ùa sounding like 'wó' (= 'wà' in AmE): sqùalor, qùantity, qùadrangle, qùarrel.
In some words, mostly from Spanish, u can be pronounced w without a preceding q: Nicarágua (-gwə, or, more traditionally, gûə), marijuàna (*mariyəwànə, -yû-àna), iguàna (*igwànə, or -gû-), Pápua (*Pápwə or *Pápuwə), guàno, Guàm; suède and persuâde, which rhyme with wâde, assuâge, which rhymes with wâge, suàve and lánguage *láng-gwij, *lángwídge.
Silent and redundant
A redundant u sometimes occurs in the middle of ŏr as ŏur in: 'fŏur, cŏurse, sŏurce, gŏurd, and in the British spelling of some words that end in -or in American: còlour, hónour.
u also occurs in öur, as in jöurney, jöurnal, adjöurn, cöurteous, cöurtesy politeness (making a minimal pair with cürtsey bow), scöurge and Lúxemböurg.
Silent u also occurs before i and e, often after guttural sounds represented by g, k, c, q: before i in guîde, guílty, guíld, buíld, bíscuit, cïrcuit, before e in guéss, guést, Portuguêse and cónquer win (= cónker nut), and usually in the double-silent-vowel ending -ue: tòngue (*túng), vâgue, rôgue, burlésque, baròque, unìque, grotésque, and in the British spelling of words that end in -lógue, like cátalogue (AmE cátalog), but sounded in âgûe and Móntagûe.

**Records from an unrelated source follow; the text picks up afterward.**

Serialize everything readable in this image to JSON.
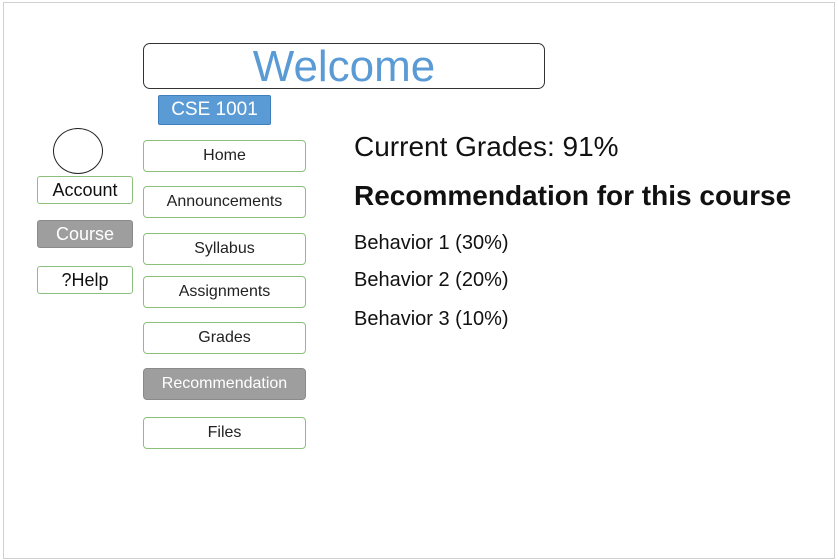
{
  "header": {
    "title": "Welcome",
    "course_code": "CSE 1001"
  },
  "side_menu": {
    "avatar_icon": "user-avatar-circle",
    "account_label": "Account",
    "course_label": "Course",
    "help_label": "?Help"
  },
  "nav": {
    "items": [
      {
        "label": "Home"
      },
      {
        "label": "Announcements"
      },
      {
        "label": "Syllabus"
      },
      {
        "label": "Assignments"
      },
      {
        "label": "Grades"
      },
      {
        "label": "Recommendation"
      },
      {
        "label": "Files"
      }
    ],
    "active": "Recommendation"
  },
  "main": {
    "current_grades": "Current Grades: 91%",
    "recommendation_title": "Recommendation for this course",
    "behaviors": [
      "Behavior 1 (30%)",
      "Behavior 2 (20%)",
      "Behavior 3 (10%)"
    ]
  },
  "colors": {
    "accent_blue": "#5b9bd5",
    "button_border_green": "#8cc07a",
    "active_gray": "#9e9e9e"
  }
}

āunt and guàrd also have redundant u, as does gâuge (*gâje), though this can be spelt gâge in American.
Sometimes an unwanted silent u creeps into a name involving a q: Ábdul Quàder Mólla (normally Qàder, Qàdir).

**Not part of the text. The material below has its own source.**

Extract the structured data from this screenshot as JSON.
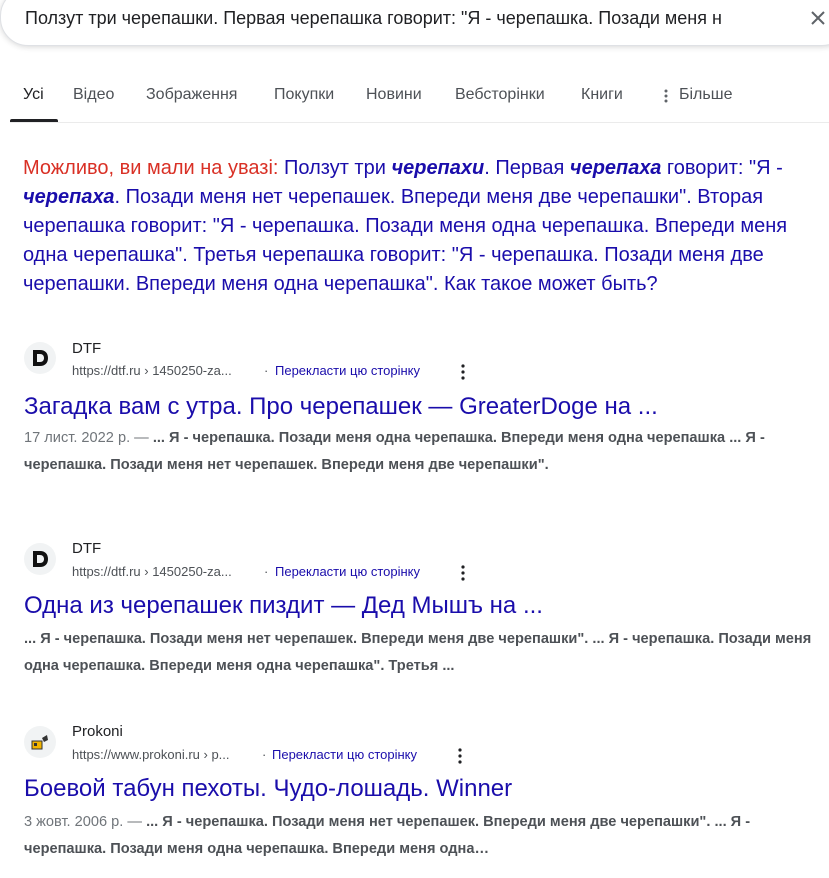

-us is an ending with the schwa sound, most often in names: Màrcus, Dêlius, Míngus, Tåurus, Sagittãrius, Vênus, Sírius, Cánopus, Aquãrius, Pándarus, Lûpus, Cêtus, Arctûrus, Jûlius, Crássus, Cássius, Vílnius, Epicûrus, Confûcius, and also in nouns: óctopus, ábacus, sánctus, nímbus, sýllabus, ómnibus, détritus, crôcus.
-ous is used in adjectives: glorious, fûrious, têdious, pulchritûdinous, màrvellous.
uu is very rare and can be pronounced as one syllable -yû-, as usually in vácûum, or as two syllables -yû(w)ù-, as in contínûùm.
|au pãir||*ô pãir|
|bury earth||bérry fruit|
|Laurence||*Lórrənce (= Lawrence, which is more common)|
|Laurie name||lórry vehicle|
|Maurice (BrE) given name||Mórris surname|
|mauve||*môav (move is pronounced *moôve)|
In lieuténant, in some British English, u is pronounced f (*lefténant), and in the British Navy it is silent (*lé-ténant), though in American and most BrE, it is a regular û.
For the many pronunciations of ough, see O.